Have a Merry and Blessed Christmas!

 

An Invitation to Metanoia

This is an excellent historical overview of American Catholicism and the last 100 years with respect to war, a pro-life issue.

An Invitation to Re-think 100 Years of Catholic Support for War

On April 6, 1917 the United States House of Representatives voted in favor of President Wilson’s war resolution and the U.S. entered WWI.  On April 18, while meeting as the trustees of Catholic University (CU), two Cardinals and six Archbishops signed a letter which was delivered to Wilson by James Cardinal Gibbons. In the most effusively patriotic language possible, it promised all out support of U.S. Catholics for Wilson and the war.
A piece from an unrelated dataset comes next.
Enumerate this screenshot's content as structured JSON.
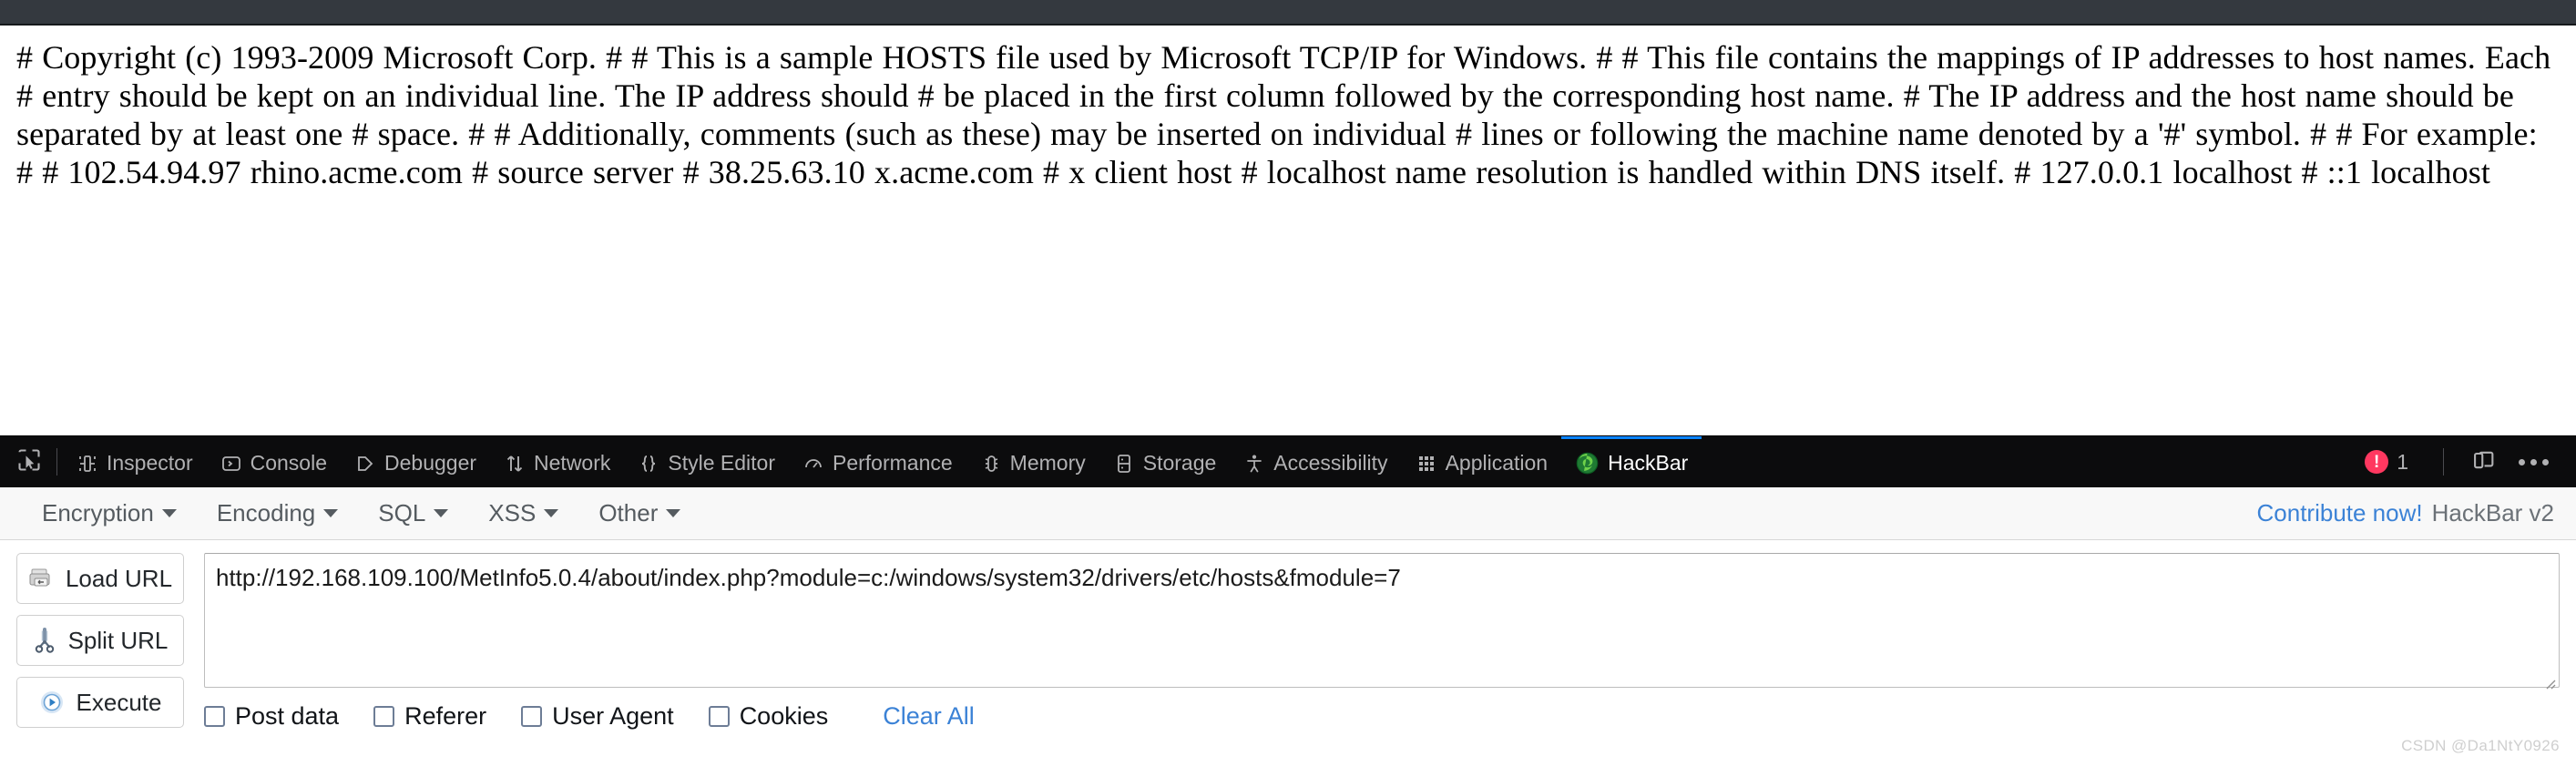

That promise was kept.  Three cardinals, including Gibbons, set up a general “Convention” of Catholics which took place at CU on August 11-12. “There were present official representatives, clerical and lay, from sixty-eight dioceses…twenty-seven national Catholic organizations and also of the entire Catholic press…In November, the Archbishops of the United States constituted themselves the National Catholic War Council. “  (Handbook of the NCWC, pages 8,10) The NCWC is considered the predecessor of today’s  United States Conference of Catholic Bishops  (USCCB), making 2017 its centenary year.
The Opening Mass for this year’s Fall Assembly of the USCCB took place at the Baltimore Basilica on Sunday, November 12, 2017.  Far from eschewing their origin as a war council, the liturgy booklet prepared for the centenary celebration reprinted Cardinal Gibbons’ November 21, 1917 “Letter to the U.S. Hierarchy Requesting their Assent to the National Catholic War Council.”  In the letter Gibbons wrote, “This war offers us, indeed, the grandest opportunity in all history of inspiring our men with religion.”  ….Continue Reading